What's so special about Beck, you might ask? It's his expressiveness, his touch. He doesn't dazzle with a flurry of notes, but the notes that he plays are the real deal, a faithful reflection of the Platonic ideal of what rock guitar can and arguably should be.
Beck's guitar magic was on full display at the Chumash Casino Resort on Thursday night in a show that drew from his 50-year career in music.
The show kicked off with "The Revolution Will Be Televised," the lead track from his new album, Loud Hailer. For us non-Brits, a loud hailer is a megaphone, and fittingly the vocals on this song by Rosie Bones were done through a loud hailer as she made her way through the crowd to the stage. Other new songs with the energetic Bones on vocals included the funky "O.I.L.," during which Beck played a fun solo on a Bo Diddley-esque oil can guitar.
There were also some Beck instrumental classics, like "Freeway Jam" off his iconic 1975 album Blow By Blow, an influential milestone in jazz fusion. Later on, he played another song from that album, the achingly beautiful instrumental "Cause We've Ended as Lovers," at the end of which it almost felt like time stopped.
His 1968 solo debut album was well-represented by "Morning Dew" and "Shapes of Things" with guest vocals belted out by Jimmy Hall from Wet Willie, plus the stellar instrumental "Beck's Bolero" written by Beck's short-time Yardbirds bandmate Jimmy Page.
Hall also was on board for some choice covers, including Sam Cooke's "A Change Is Gonna Come" and, probably the show highlight, a rockin' take on Stevie Wonder's "Superstition." It's worth noting the history of the latter song. Beck was in the studio with Wonder when it was written, and reportedly the riff was inspired by a drum line that Beck was playing. The plan was for Beck to record and release the song first, but a delay meant that Wonder's version came out earlier and became a huge hit, which Chumash concert regulars also enjoyed a few weeks ago.

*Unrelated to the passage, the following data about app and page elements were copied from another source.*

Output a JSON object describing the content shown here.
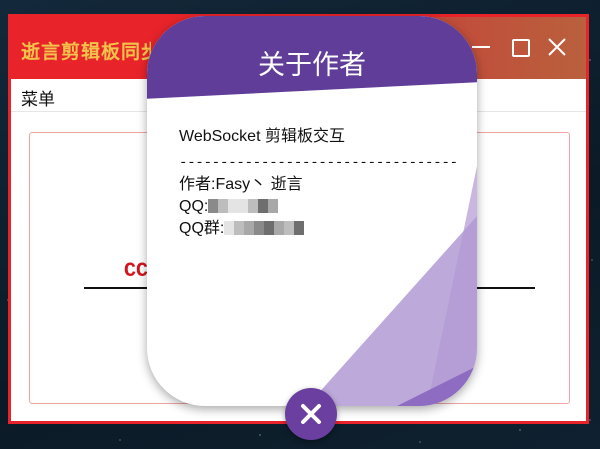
{
  "app": {
    "title": "逝言剪辑板同步",
    "menu": {
      "label": "菜单"
    },
    "content": {
      "text": "CC"
    }
  },
  "about": {
    "title": "关于作者",
    "app_name": "WebSocket 剪辑板交互",
    "divider": "------------------------------------",
    "author": "作者:Fasy丶 逝言",
    "qq_label": "QQ:",
    "qq_group_label": "QQ群:"
  },
  "colors": {
    "titlebar": "#e8242a",
    "dialog_header": "#5f3d99",
    "close_button": "#6a3fa0",
    "title_text": "#f2c34a"
  },
  "icons": {
    "minimize": "minimize-icon",
    "maximize": "maximize-icon",
    "close": "close-icon",
    "dialog_close": "close-icon"
  }
}
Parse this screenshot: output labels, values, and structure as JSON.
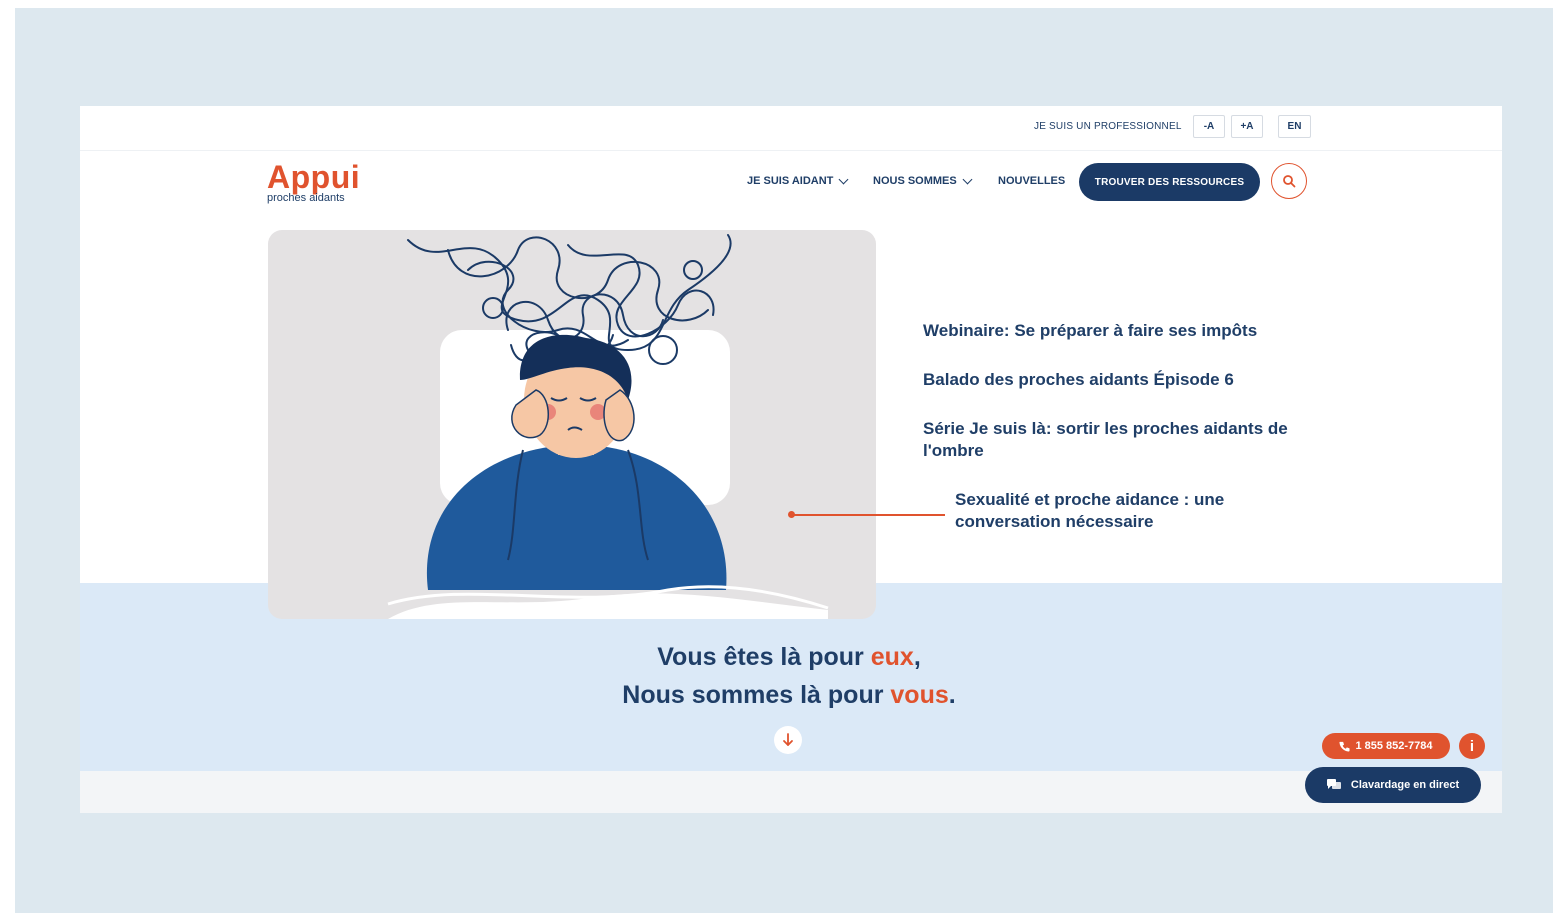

Other notable covers included the Mahavishnu Orchestra's "You Know, You Know," which had a super-cool bass solo by Rhonda Smith, and a heavenly show-closing instrumental cover of The Beatles' "A Day in the Life."
Beck is truly one of the all-time greatest rock guitarists, and his awe-inspiring show demonstrated that on songs both old and new he can still work his magic on the guitar.
The Revolution Will Be Televised
Lonnie on the Move (Lonnie Mack cover)
Live in the Dark
The Ballad of the Jersey Wives
You Know, You Know (Mahavishnu Orchestra cover)
Morning Dew (Bonnie Dobson cover)
A Change is Gonna Come (Sam Cooke cover)
Cause We've Ended as Lovers (Syreeta cover)
Scared for the Children
Shapes of Things
Rollin' and Tumblin' (Hambone Willie Newbern cover)
Superstition (Stevie Wonder cover)
Little Brown Bird (Muddy Waters cover)
A Day in the Life (The Beatles cover)
— Jeff Moehlis is a Noozhawk contributing writer and a professor of mechanical engineering at UC Santa Barbara. Upcoming show recommendations, advice from musicians, interviews and more are available on his web site, music-illuminati.com. The opinions expressed are his own.